DATA TO USE Start Marker

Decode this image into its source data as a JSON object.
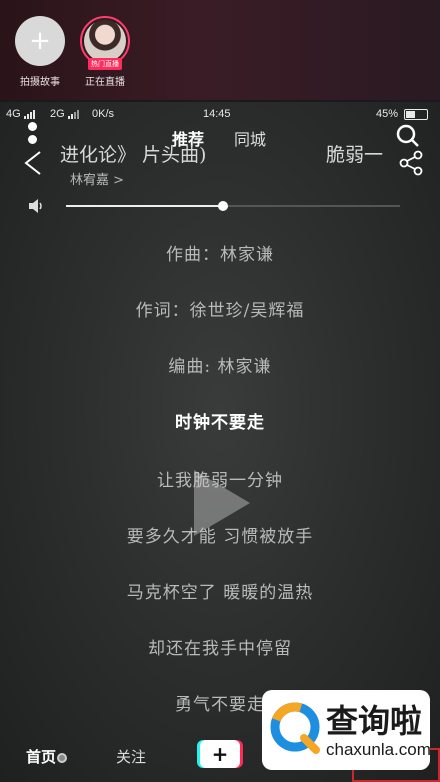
{
  "stories": [
    {
      "caption": "拍摄故事",
      "icon": "plus-icon"
    },
    {
      "caption": "正在直播",
      "tag": "热门直播",
      "icon": "avatar"
    }
  ],
  "status_bar": {
    "carrier1": "4G",
    "carrier2": "2G",
    "speed": "0K/s",
    "time": "14:45",
    "battery": "45%"
  },
  "feed_tabs": {
    "recommend": "推荐",
    "local": "同城"
  },
  "song": {
    "title": "进化论》 片头曲)",
    "artist": "林宥嘉 >",
    "right_title": "脆弱一"
  },
  "volume": {
    "level": 0.47
  },
  "lyrics": [
    {
      "text": "作曲：林家谦",
      "current": false
    },
    {
      "text": "作词：徐世珍/吴辉福",
      "current": false
    },
    {
      "text": "编曲: 林家谦",
      "current": false
    },
    {
      "text": "时钟不要走",
      "current": true
    },
    {
      "text": "让我脆弱一分钟",
      "current": false
    },
    {
      "text": "要多久才能 习惯被放手",
      "current": false
    },
    {
      "text": "马克杯空了 暖暖的温热",
      "current": false
    },
    {
      "text": "却还在我手中停留",
      "current": false
    },
    {
      "text": "勇气不要走",
      "current": false
    }
  ],
  "bottom_nav": {
    "home": "首页",
    "follow": "关注",
    "create": "+"
  },
  "watermark": {
    "title": "查询啦",
    "url": "chaxunla.com"
  },
  "colors": {
    "accent_pink": "#ff2d5e",
    "highlight_red": "#c8282e"
  }
}
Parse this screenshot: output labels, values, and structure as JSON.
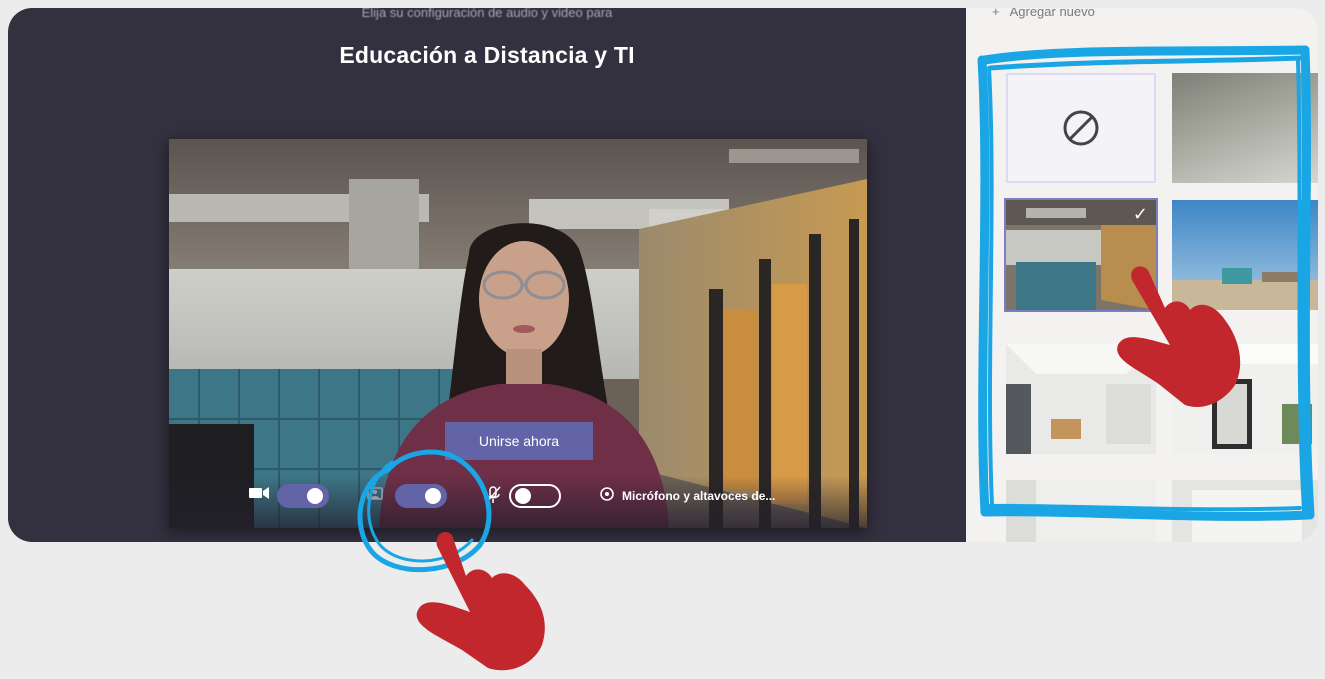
{
  "prejoin": {
    "subtitle": "Elija su configuración de audio y video para",
    "title": "Educación a Distancia y TI",
    "join_button_label": "Unirse ahora",
    "controls": {
      "camera_icon": "video-camera-icon",
      "camera_toggle_on": true,
      "background_effects_icon": "background-effects-icon",
      "background_effects_toggle_on": true,
      "mic_icon": "mic-off-icon",
      "mic_toggle_on": false,
      "device_settings_icon": "gear-icon",
      "device_settings_label": "Micrófono y altavoces de..."
    }
  },
  "background_settings": {
    "add_new_label": "Agregar nuevo",
    "add_new_icon": "plus-icon",
    "none_option_icon": "no-background-icon",
    "selected_icon": "checkmark-icon",
    "thumbnails": [
      "none",
      "blur",
      "office-lockers",
      "beach-town",
      "white-loft",
      "white-room",
      "white-interior-1",
      "white-interior-2"
    ],
    "selected_index": 2
  },
  "annotations": {
    "highlight_color": "#1aa6e4",
    "hand_color": "#c1272d"
  },
  "colors": {
    "panel_bg": "#33303f",
    "accent": "#6264a7",
    "page_bg": "#ececec"
  }
}
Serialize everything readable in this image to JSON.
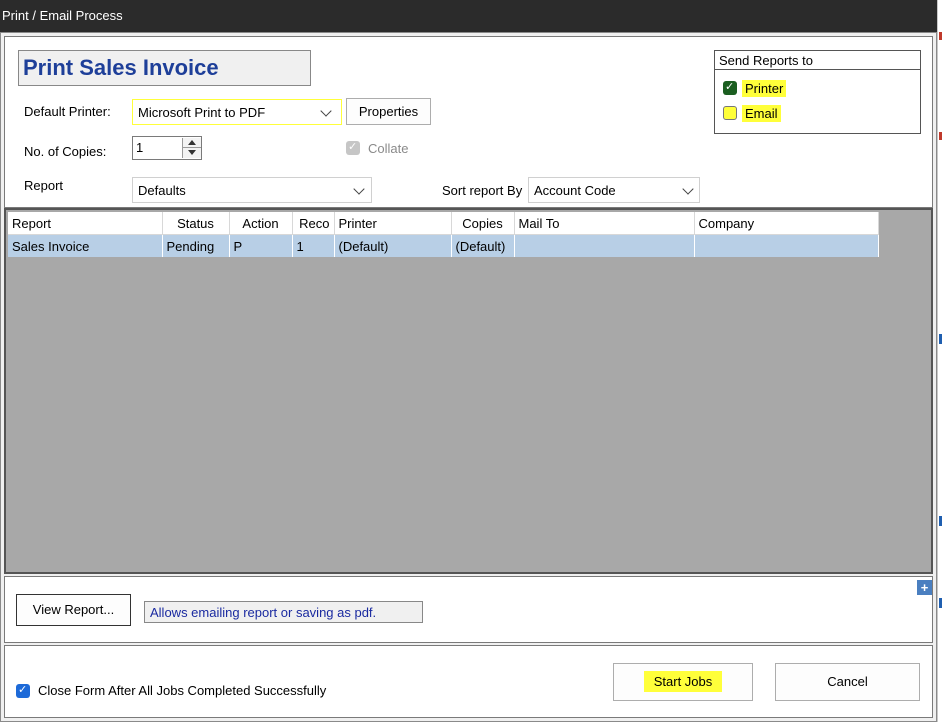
{
  "window": {
    "title": "Print / Email Process"
  },
  "header": {
    "title": "Print Sales Invoice"
  },
  "printer": {
    "label": "Default Printer:",
    "value": "Microsoft Print to PDF",
    "properties_label": "Properties"
  },
  "copies": {
    "label": "No. of Copies:",
    "value": "1",
    "collate_label": "Collate",
    "collate_checked": true
  },
  "report": {
    "label": "Report",
    "value": "Defaults",
    "sort_label": "Sort report By",
    "sort_value": "Account Code"
  },
  "send_to": {
    "title": "Send Reports to",
    "options": [
      {
        "label": "Printer",
        "checked": true
      },
      {
        "label": "Email",
        "checked": false
      }
    ]
  },
  "jobs_table": {
    "columns": [
      "Report",
      "Status",
      "Action",
      "Reco",
      "Printer",
      "Copies",
      "Mail To",
      "Company"
    ],
    "rows": [
      [
        "Sales Invoice",
        "Pending",
        "P",
        "1",
        "(Default)",
        "(Default)",
        "",
        ""
      ]
    ]
  },
  "preview": {
    "view_report_label": "View Report...",
    "hint": "Allows emailing report or saving as pdf."
  },
  "footer": {
    "close_form_label": "Close Form After All Jobs Completed Successfully",
    "close_form_checked": true,
    "start_jobs_label": "Start Jobs",
    "cancel_label": "Cancel"
  },
  "colors": {
    "accent": "#1e3f99",
    "highlight": "#ffff3a",
    "grid_bg": "#a8a8a8",
    "row_selected": "#b8cfe6"
  }
}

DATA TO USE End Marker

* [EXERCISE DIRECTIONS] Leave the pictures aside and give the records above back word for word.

* [ANSWER BELOW]
Decode this image into its source data as a JSON object.
{
  "stories": [
    {
      "caption": "拍摄故事",
      "icon": "plus-icon"
    },
    {
      "caption": "正在直播",
      "tag": "热门直播",
      "icon": "avatar"
    }
  ],
  "status_bar": {
    "carrier1": "4G",
    "carrier2": "2G",
    "speed": "0K/s",
    "time": "14:45",
    "battery": "45%"
  },
  "feed_tabs": {
    "recommend": "推荐",
    "local": "同城"
  },
  "song": {
    "title": "进化论》 片头曲)",
    "artist": "林宥嘉 >",
    "right_title": "脆弱一"
  },
  "volume": {
    "level": 0.47
  },
  "lyrics": [
    {
      "text": "作曲：林家谦",
      "current": false
    },
    {
      "text": "作词：徐世珍/吴辉福",
      "current": false
    },
    {
      "text": "编曲: 林家谦",
      "current": false
    },
    {
      "text": "时钟不要走",
      "current": true
    },
    {
      "text": "让我脆弱一分钟",
      "current": false
    },
    {
      "text": "要多久才能 习惯被放手",
      "current": false
    },
    {
      "text": "马克杯空了 暖暖的温热",
      "current": false
    },
    {
      "text": "却还在我手中停留",
      "current": false
    },
    {
      "text": "勇气不要走",
      "current": false
    }
  ],
  "bottom_nav": {
    "home": "首页",
    "follow": "关注",
    "create": "+"
  },
  "watermark": {
    "title": "查询啦",
    "url": "chaxunla.com"
  },
  "colors": {
    "accent_pink": "#ff2d5e",
    "highlight_red": "#c8282e"
  }
}
Parse this screenshot: output labels, values, and structure as JSON.
{
  "prejoin": {
    "subtitle": "Elija su configuración de audio y video para",
    "title": "Educación a Distancia y TI",
    "join_button_label": "Unirse ahora",
    "controls": {
      "camera_icon": "video-camera-icon",
      "camera_toggle_on": true,
      "background_effects_icon": "background-effects-icon",
      "background_effects_toggle_on": true,
      "mic_icon": "mic-off-icon",
      "mic_toggle_on": false,
      "device_settings_icon": "gear-icon",
      "device_settings_label": "Micrófono y altavoces de..."
    }
  },
  "background_settings": {
    "add_new_label": "Agregar nuevo",
    "add_new_icon": "plus-icon",
    "none_option_icon": "no-background-icon",
    "selected_icon": "checkmark-icon",
    "thumbnails": [
      "none",
      "blur",
      "office-lockers",
      "beach-town",
      "white-loft",
      "white-room",
      "white-interior-1",
      "white-interior-2"
    ],
    "selected_index": 2
  },
  "annotations": {
    "highlight_color": "#1aa6e4",
    "hand_color": "#c1272d"
  },
  "colors": {
    "panel_bg": "#33303f",
    "accent": "#6264a7",
    "page_bg": "#ececec"
  }
}
Serialize everything readable in this image to JSON.
{
  "window": {
    "title": "Print / Email Process"
  },
  "header": {
    "title": "Print Sales Invoice"
  },
  "printer": {
    "label": "Default Printer:",
    "value": "Microsoft Print to PDF",
    "properties_label": "Properties"
  },
  "copies": {
    "label": "No. of Copies:",
    "value": "1",
    "collate_label": "Collate",
    "collate_checked": true
  },
  "report": {
    "label": "Report",
    "value": "Defaults",
    "sort_label": "Sort report By",
    "sort_value": "Account Code"
  },
  "send_to": {
    "title": "Send Reports to",
    "options": [
      {
        "label": "Printer",
        "checked": true
      },
      {
        "label": "Email",
        "checked": false
      }
    ]
  },
  "jobs_table": {
    "columns": [
      "Report",
      "Status",
      "Action",
      "Reco",
      "Printer",
      "Copies",
      "Mail To",
      "Company"
    ],
    "rows": [
      [
        "Sales Invoice",
        "Pending",
        "P",
        "1",
        "(Default)",
        "(Default)",
        "",
        ""
      ]
    ]
  },
  "preview": {
    "view_report_label": "View Report...",
    "hint": "Allows emailing report or saving as pdf."
  },
  "footer": {
    "close_form_label": "Close Form After All Jobs Completed Successfully",
    "close_form_checked": true,
    "start_jobs_label": "Start Jobs",
    "cancel_label": "Cancel"
  },
  "colors": {
    "accent": "#1e3f99",
    "highlight": "#ffff3a",
    "grid_bg": "#a8a8a8",
    "row_selected": "#b8cfe6"
  }
}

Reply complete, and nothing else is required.